The viewing angle is excellent, thanks to the OLED screen, and also reflections are well under control


In ordinary picture modes we measure a lay of 108 ms, which is too much for decent gaming. In the game mode the lag drops to 21.6 ms which is an excellent result. You can also activate the game mode in any image mode by going to Picture / Options in the settings.

Panasonic TX-55FZ800 – Audio quality

The Technics soundbar made the FZ950 a great package . A look at the specifications shows that the FZ800 still has a strong 40W music capacity, and you can hear that. A good dose of volume, with excellent voice reproduction, and better than average music performances. Although it has to be said, he lacks the finesse and spacious bass reproduction of his bigger brother. You are easily tempted to open the volume knob further, and then it sometimes sounds a bit messy. But for most of your television needs, the sound is fine, even very good.

Review equipment

For the lay-measurement we use a Leo Bodnar Display lag meter. For all other measurements we rely on a Spectracal C6 HDR2000 Colorimeter, Xrite i1 Pro spectrophotometer, a VideoForge Pro pattern generator, and the Spectracal Calman for Business software. To analyze any HDR problems we use an HDFury Vertex.

Panasonic TX-55FZ800 – Conclusion

What appeared to be already on paper is confirmed in our tests. The FZ800 and FZ950 score as well as the same. Only on audio face should the cheaper model make the thumbs, but as far as image is concerned, you do not have to give anything. The Panasonic TX-55FZ800 should set it without Dolby Vision and the Panasonic prints a minimum of black detail. But with that the weak points are listed.

The Panasonic TX-55FZ800 is an OLED television with fantastic picture quality. The HCX processor delivers excellent performance with clever upscaling and perfect color detail. Thanks to a calibration of reference level, the image is excellent with lifelike colors, intense contrast and beautiful HDR performance. The price is still too high for OLED TVs of ‘entry models’, but we can say that those who want to buy OLED get more and reasonably priced options. The current price of this model is even sharp, especially if you look at the performance.

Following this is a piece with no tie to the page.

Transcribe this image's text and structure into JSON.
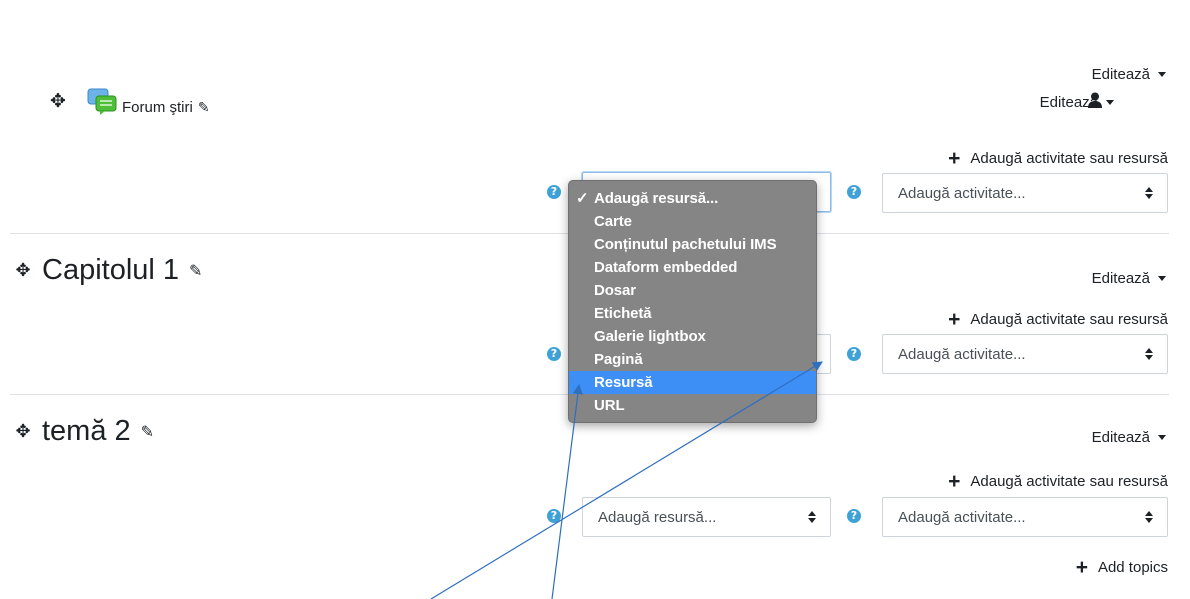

  • None Dolby Vision
  • Hides some shadow detail


  • Striking design
  • Excellent color rendering
  • Image processing
  • Black value, contrast